They also previewed two new tracks from their forthcoming Clockwork Angels album, "BU2B" (aka "Brought Up to Believe") and "Caravan." The record is apparently a science-fiction concept album; as Neil Peart wrote in the tour program, "these days an 'album' is an abstraction dearer to artists than audiences," which is why they are breaking with the timeworn pattern of recording an album and then touring behind it. I liked the new songs (they are available on iTunes), even if they still seem a little embryonic; they got mixed reviews from the folks I was hanging out with before the show (a friend of a friend is a moderator on and had organized a meet-up of regulars from the forum who, it bears mentioning, had not even been born when I went to my first Rush concert!*)

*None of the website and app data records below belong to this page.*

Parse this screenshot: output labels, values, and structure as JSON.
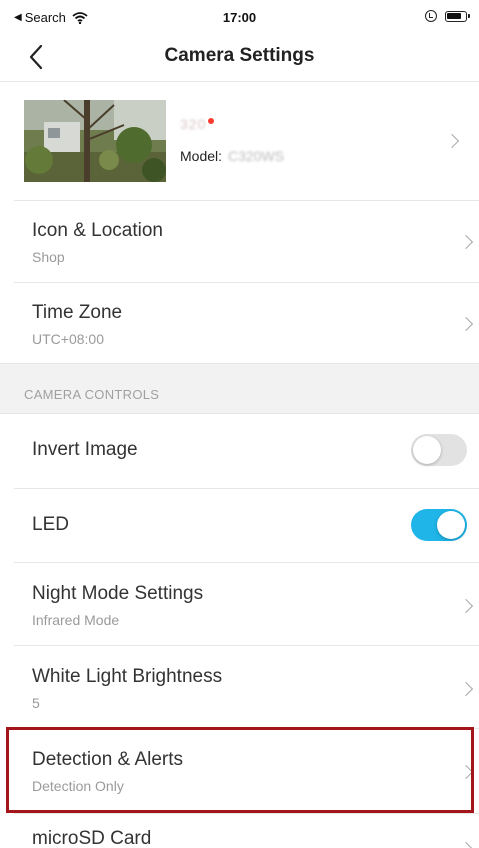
{
  "status_bar": {
    "back_app": "Search",
    "time": "17:00"
  },
  "nav": {
    "title": "Camera Settings"
  },
  "camera": {
    "name": "320",
    "model_label": "Model:",
    "model_value": "C320WS"
  },
  "rows": {
    "icon_location": {
      "title": "Icon & Location",
      "subtitle": "Shop"
    },
    "time_zone": {
      "title": "Time Zone",
      "subtitle": "UTC+08:00"
    }
  },
  "section": {
    "camera_controls": "CAMERA CONTROLS"
  },
  "controls": {
    "invert_image": {
      "title": "Invert Image",
      "enabled": false
    },
    "led": {
      "title": "LED",
      "enabled": true
    },
    "night_mode": {
      "title": "Night Mode Settings",
      "subtitle": "Infrared Mode"
    },
    "white_light": {
      "title": "White Light Brightness",
      "subtitle": "5"
    },
    "detection": {
      "title": "Detection & Alerts",
      "subtitle": "Detection Only"
    },
    "microsd": {
      "title": "microSD Card"
    }
  },
  "colors": {
    "accent": "#1fb5e8",
    "highlight": "#a3151b",
    "status_dot": "#ff3b30"
  }
}
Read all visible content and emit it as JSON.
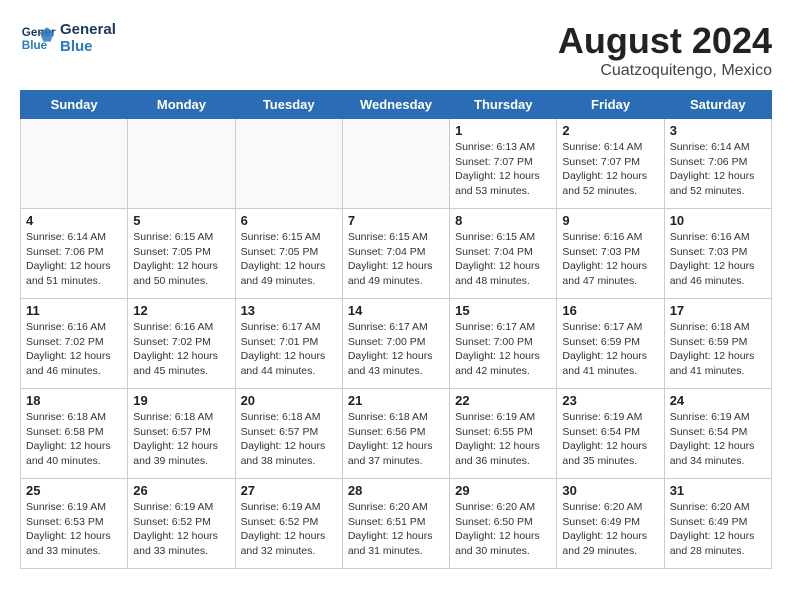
{
  "header": {
    "logo_line1": "General",
    "logo_line2": "Blue",
    "month": "August 2024",
    "location": "Cuatzoquitengo, Mexico"
  },
  "days_of_week": [
    "Sunday",
    "Monday",
    "Tuesday",
    "Wednesday",
    "Thursday",
    "Friday",
    "Saturday"
  ],
  "weeks": [
    [
      {
        "day": "",
        "info": ""
      },
      {
        "day": "",
        "info": ""
      },
      {
        "day": "",
        "info": ""
      },
      {
        "day": "",
        "info": ""
      },
      {
        "day": "1",
        "info": "Sunrise: 6:13 AM\nSunset: 7:07 PM\nDaylight: 12 hours\nand 53 minutes."
      },
      {
        "day": "2",
        "info": "Sunrise: 6:14 AM\nSunset: 7:07 PM\nDaylight: 12 hours\nand 52 minutes."
      },
      {
        "day": "3",
        "info": "Sunrise: 6:14 AM\nSunset: 7:06 PM\nDaylight: 12 hours\nand 52 minutes."
      }
    ],
    [
      {
        "day": "4",
        "info": "Sunrise: 6:14 AM\nSunset: 7:06 PM\nDaylight: 12 hours\nand 51 minutes."
      },
      {
        "day": "5",
        "info": "Sunrise: 6:15 AM\nSunset: 7:05 PM\nDaylight: 12 hours\nand 50 minutes."
      },
      {
        "day": "6",
        "info": "Sunrise: 6:15 AM\nSunset: 7:05 PM\nDaylight: 12 hours\nand 49 minutes."
      },
      {
        "day": "7",
        "info": "Sunrise: 6:15 AM\nSunset: 7:04 PM\nDaylight: 12 hours\nand 49 minutes."
      },
      {
        "day": "8",
        "info": "Sunrise: 6:15 AM\nSunset: 7:04 PM\nDaylight: 12 hours\nand 48 minutes."
      },
      {
        "day": "9",
        "info": "Sunrise: 6:16 AM\nSunset: 7:03 PM\nDaylight: 12 hours\nand 47 minutes."
      },
      {
        "day": "10",
        "info": "Sunrise: 6:16 AM\nSunset: 7:03 PM\nDaylight: 12 hours\nand 46 minutes."
      }
    ],
    [
      {
        "day": "11",
        "info": "Sunrise: 6:16 AM\nSunset: 7:02 PM\nDaylight: 12 hours\nand 46 minutes."
      },
      {
        "day": "12",
        "info": "Sunrise: 6:16 AM\nSunset: 7:02 PM\nDaylight: 12 hours\nand 45 minutes."
      },
      {
        "day": "13",
        "info": "Sunrise: 6:17 AM\nSunset: 7:01 PM\nDaylight: 12 hours\nand 44 minutes."
      },
      {
        "day": "14",
        "info": "Sunrise: 6:17 AM\nSunset: 7:00 PM\nDaylight: 12 hours\nand 43 minutes."
      },
      {
        "day": "15",
        "info": "Sunrise: 6:17 AM\nSunset: 7:00 PM\nDaylight: 12 hours\nand 42 minutes."
      },
      {
        "day": "16",
        "info": "Sunrise: 6:17 AM\nSunset: 6:59 PM\nDaylight: 12 hours\nand 41 minutes."
      },
      {
        "day": "17",
        "info": "Sunrise: 6:18 AM\nSunset: 6:59 PM\nDaylight: 12 hours\nand 41 minutes."
      }
    ],
    [
      {
        "day": "18",
        "info": "Sunrise: 6:18 AM\nSunset: 6:58 PM\nDaylight: 12 hours\nand 40 minutes."
      },
      {
        "day": "19",
        "info": "Sunrise: 6:18 AM\nSunset: 6:57 PM\nDaylight: 12 hours\nand 39 minutes."
      },
      {
        "day": "20",
        "info": "Sunrise: 6:18 AM\nSunset: 6:57 PM\nDaylight: 12 hours\nand 38 minutes."
      },
      {
        "day": "21",
        "info": "Sunrise: 6:18 AM\nSunset: 6:56 PM\nDaylight: 12 hours\nand 37 minutes."
      },
      {
        "day": "22",
        "info": "Sunrise: 6:19 AM\nSunset: 6:55 PM\nDaylight: 12 hours\nand 36 minutes."
      },
      {
        "day": "23",
        "info": "Sunrise: 6:19 AM\nSunset: 6:54 PM\nDaylight: 12 hours\nand 35 minutes."
      },
      {
        "day": "24",
        "info": "Sunrise: 6:19 AM\nSunset: 6:54 PM\nDaylight: 12 hours\nand 34 minutes."
      }
    ],
    [
      {
        "day": "25",
        "info": "Sunrise: 6:19 AM\nSunset: 6:53 PM\nDaylight: 12 hours\nand 33 minutes."
      },
      {
        "day": "26",
        "info": "Sunrise: 6:19 AM\nSunset: 6:52 PM\nDaylight: 12 hours\nand 33 minutes."
      },
      {
        "day": "27",
        "info": "Sunrise: 6:19 AM\nSunset: 6:52 PM\nDaylight: 12 hours\nand 32 minutes."
      },
      {
        "day": "28",
        "info": "Sunrise: 6:20 AM\nSunset: 6:51 PM\nDaylight: 12 hours\nand 31 minutes."
      },
      {
        "day": "29",
        "info": "Sunrise: 6:20 AM\nSunset: 6:50 PM\nDaylight: 12 hours\nand 30 minutes."
      },
      {
        "day": "30",
        "info": "Sunrise: 6:20 AM\nSunset: 6:49 PM\nDaylight: 12 hours\nand 29 minutes."
      },
      {
        "day": "31",
        "info": "Sunrise: 6:20 AM\nSunset: 6:49 PM\nDaylight: 12 hours\nand 28 minutes."
      }
    ]
  ]
}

The band changed the arrangements of a few songs; "Closer to the Heart," tends to be the more protean of their songs, and "Working Man," dating from the pre-Neil Peart era, opened with a kind of reggae arrangement; it was more like "Working Mon." The opening bit of "La Villa Strangiato" sounded almost polka-like!

Unfortunately, I had waited too long to buy tickets, so I had really crappy seats and could not see any of the rear-screen projections, which were apparently very funny. I guess I'll have to wait for the DVD. I did manage to catch the one thart ended the show which went on wa-a-a-a-y too long.

All I can say is that I am glad these guys are still around. The Saratogian review is here. I also heartily recommend the recent Rush documentary Beyond the Lighted Stage.

The complete set list was:

Spirit of Radio (Permanent Waves, 1980)
Time Stand Still (Hold Your Fire, 1987)
Presto (Presto, 1989)
Stick It Out (Counterparts, 1993)
Working Them Angels (Snakes and Arrows, 2007)
Leave That Thing Alone (Counterparts, 1993)
Faithless (Snakes and Arrows, 2007)
BU2B (new--Clockwork Angels, 2011[?])
Free Will (Permanent Waves, 1980)
Marathon (Power Windows, 1985)
Subdivisions (Signals, 1982)


Moving Pictures (1981)
Tom Sawyer
Red Barchetta
The Camera Eye
Witch Hunt
Vital Signs
Caravan (new--Clockwork Angels, 2011[?])
Drum solo
Hope (Alex Lifeson acoustic guitar solo; Snakes and Arrows, 2007)
Closer to the Heart (A Farewell to Kings, 1977)
Overture/Temples of Syrinx (2112, 1976)
Far Cry (Snakes and Arrows, 2007)


La Villa Strangiato (Hemispheres, 1978)
Working Man (Rush, 1974)

I wonder if they'll tour in 2012 for the "100-year preanniversary" and play 2112 in its entirety...

*1982, for those playing along at home


曹彥均曹彥均 said...


Ticketwood said...

It will be awesome to see RUSH perform MOVING PICTURES in it’s entirety. I was able to see Rush 3 times on the original Moving Pictures tour, Max Webster opened for them in Louisville Ky, It was so awesome!! Thanks for offering me discounted Rush Tickets . They were using a movie screen behind them that projected really cool images during the show. They were so far ahead of everyone else at the time… and still are.